Dataset rows describing interfaces
==========

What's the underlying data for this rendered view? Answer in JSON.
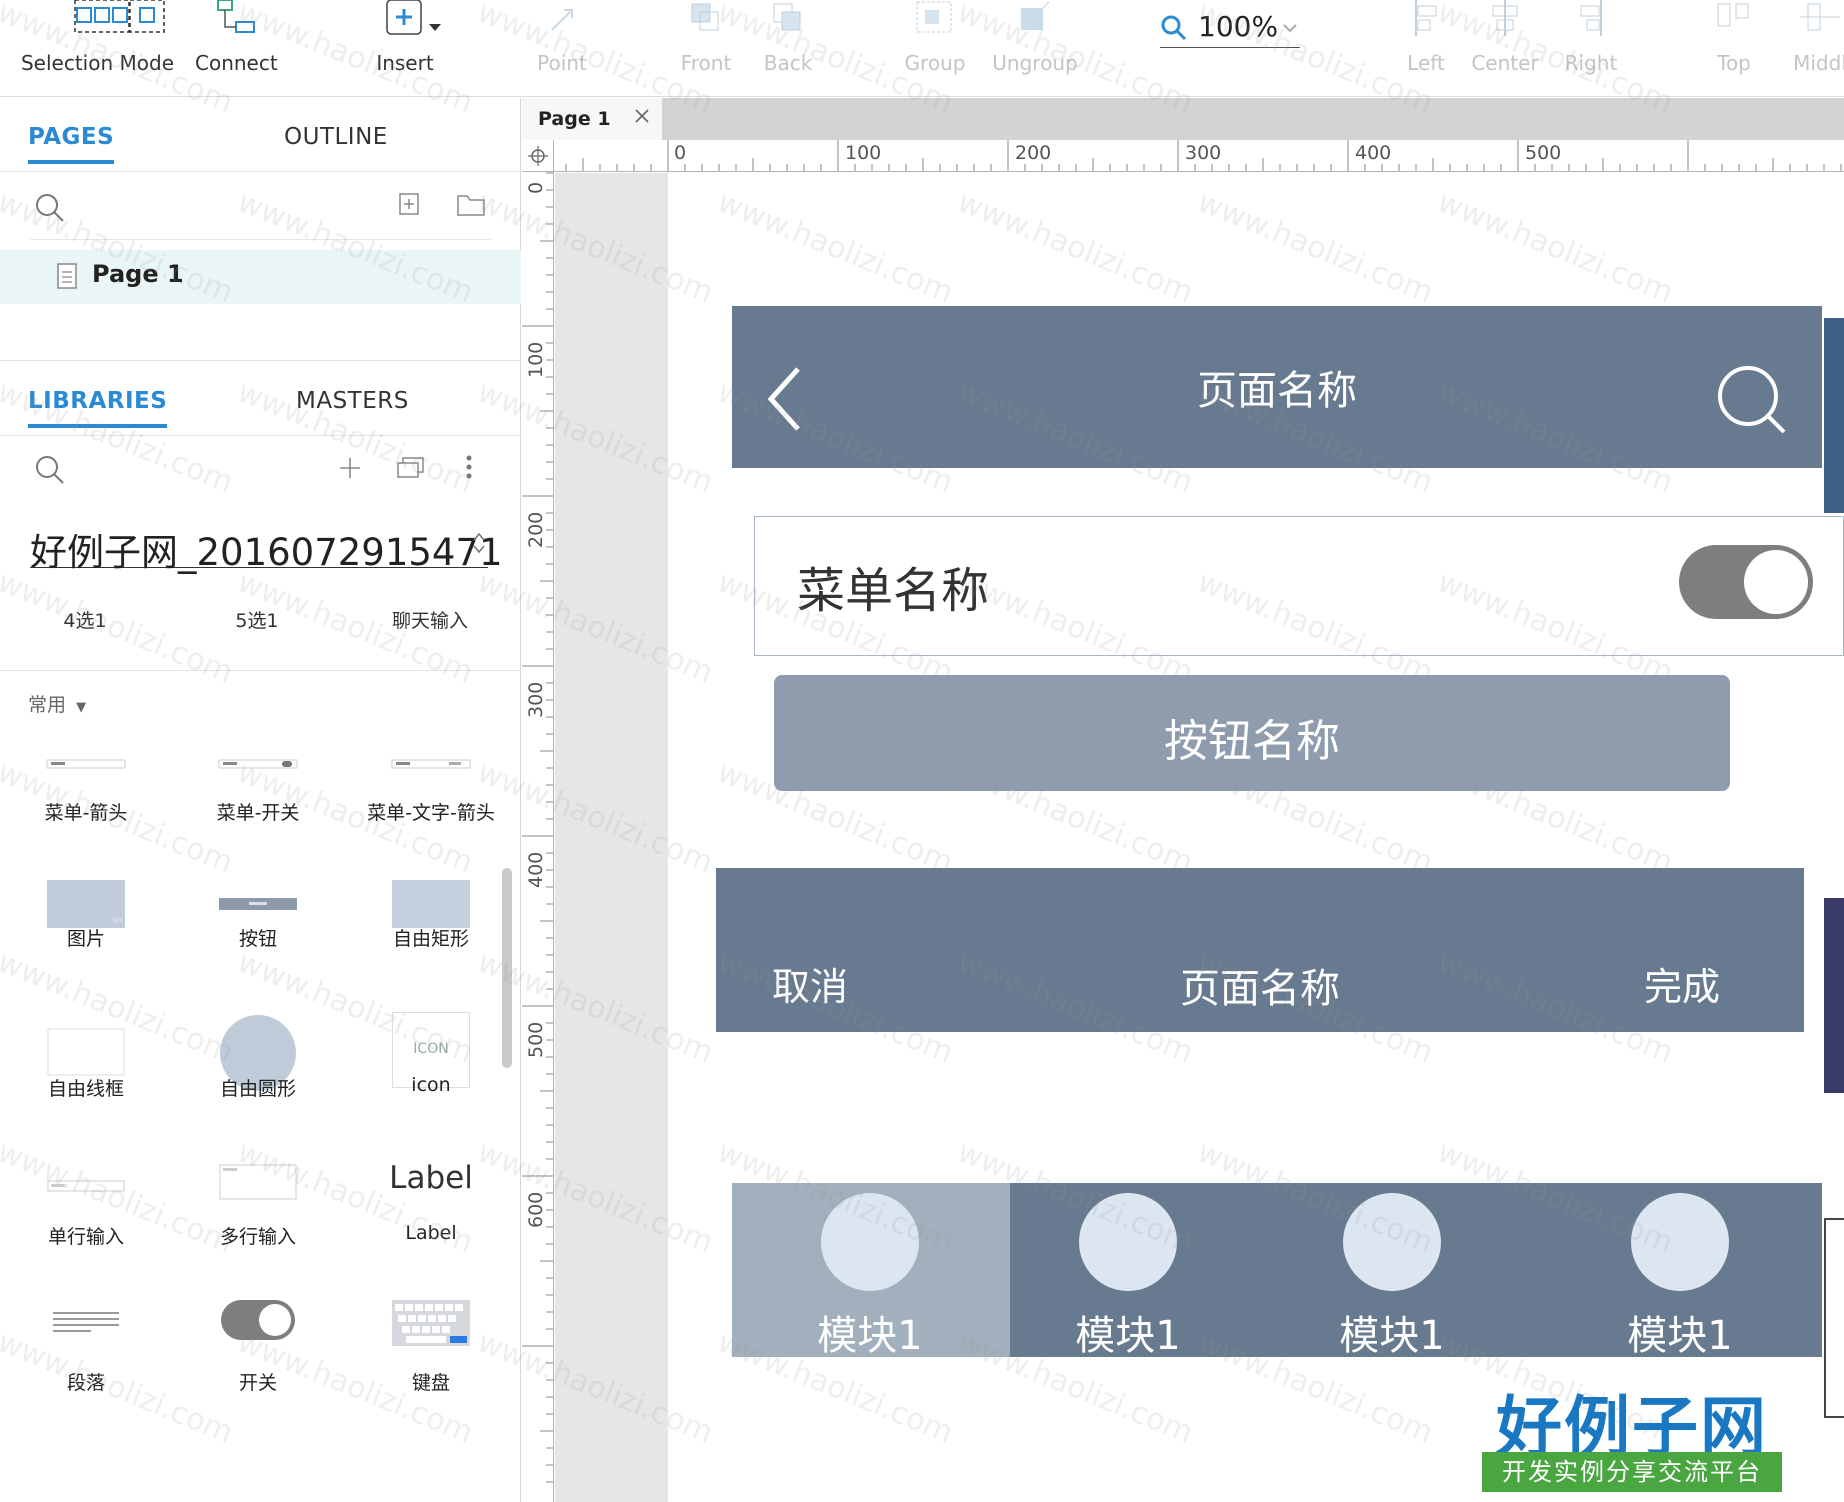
{
  "toolbar": {
    "selection_mode": "Selection Mode",
    "connect": "Connect",
    "insert": "Insert",
    "point": "Point",
    "front": "Front",
    "back": "Back",
    "group": "Group",
    "ungroup": "Ungroup",
    "zoom": "100%",
    "left": "Left",
    "center": "Center",
    "right": "Right",
    "top": "Top",
    "middle": "Middl"
  },
  "pages_panel": {
    "tab_pages": "PAGES",
    "tab_outline": "OUTLINE",
    "page_item": "Page 1"
  },
  "libraries_panel": {
    "tab_libraries": "LIBRARIES",
    "tab_masters": "MASTERS",
    "library_name": "好例子网_2016072915471",
    "quick_items": [
      "4选1",
      "5选1",
      "聊天输入"
    ],
    "group_label": "常用",
    "widgets": [
      "菜单-箭头",
      "菜单-开关",
      "菜单-文字-箭头",
      "图片",
      "按钮",
      "自由矩形",
      "自由线框",
      "自由圆形",
      "icon",
      "单行输入",
      "多行输入",
      "Label",
      "段落",
      "开关",
      "键盘"
    ],
    "icon_thumb_text": "ICON",
    "label_thumb_text": "Label"
  },
  "document_tab": {
    "title": "Page 1"
  },
  "rulers": {
    "horizontal": [
      "0",
      "100",
      "200",
      "300",
      "400",
      "500"
    ],
    "vertical": [
      "0",
      "100",
      "200",
      "300",
      "400",
      "500",
      "600"
    ]
  },
  "canvas": {
    "nav_bar_title": "页面名称",
    "menu_title": "菜单名称",
    "button_title": "按钮名称",
    "nav2_left": "取消",
    "nav2_title": "页面名称",
    "nav2_right": "完成",
    "tab_items": [
      "模块1",
      "模块1",
      "模块1",
      "模块1"
    ]
  },
  "watermark": {
    "text": "www.haolizi.com",
    "logo_title": "好例子网",
    "logo_subtitle": "开发实例分享交流平台"
  },
  "colors": {
    "accent": "#2a8ad4",
    "nav_bg": "#687a8f",
    "button_bg": "#8f9cad",
    "tab_selected": "#a2b0be"
  }
}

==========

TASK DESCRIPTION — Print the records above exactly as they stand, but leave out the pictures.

TASK RESULT —
What's the underlying data for this rendered view? Answer in JSON.
{
  "toolbar": {
    "selection_mode": "Selection Mode",
    "connect": "Connect",
    "insert": "Insert",
    "point": "Point",
    "front": "Front",
    "back": "Back",
    "group": "Group",
    "ungroup": "Ungroup",
    "zoom": "100%",
    "left": "Left",
    "center": "Center",
    "right": "Right",
    "top": "Top",
    "middle": "Middl"
  },
  "pages_panel": {
    "tab_pages": "PAGES",
    "tab_outline": "OUTLINE",
    "page_item": "Page 1"
  },
  "libraries_panel": {
    "tab_libraries": "LIBRARIES",
    "tab_masters": "MASTERS",
    "library_name": "好例子网_2016072915471",
    "quick_items": [
      "4选1",
      "5选1",
      "聊天输入"
    ],
    "group_label": "常用",
    "widgets": [
      "菜单-箭头",
      "菜单-开关",
      "菜单-文字-箭头",
      "图片",
      "按钮",
      "自由矩形",
      "自由线框",
      "自由圆形",
      "icon",
      "单行输入",
      "多行输入",
      "Label",
      "段落",
      "开关",
      "键盘"
    ],
    "icon_thumb_text": "ICON",
    "label_thumb_text": "Label"
  },
  "document_tab": {
    "title": "Page 1"
  },
  "rulers": {
    "horizontal": [
      "0",
      "100",
      "200",
      "300",
      "400",
      "500"
    ],
    "vertical": [
      "0",
      "100",
      "200",
      "300",
      "400",
      "500",
      "600"
    ]
  },
  "canvas": {
    "nav_bar_title": "页面名称",
    "menu_title": "菜单名称",
    "button_title": "按钮名称",
    "nav2_left": "取消",
    "nav2_title": "页面名称",
    "nav2_right": "完成",
    "tab_items": [
      "模块1",
      "模块1",
      "模块1",
      "模块1"
    ]
  },
  "watermark": {
    "text": "www.haolizi.com",
    "logo_title": "好例子网",
    "logo_subtitle": "开发实例分享交流平台"
  },
  "colors": {
    "accent": "#2a8ad4",
    "nav_bg": "#687a8f",
    "button_bg": "#8f9cad",
    "tab_selected": "#a2b0be"
  }
}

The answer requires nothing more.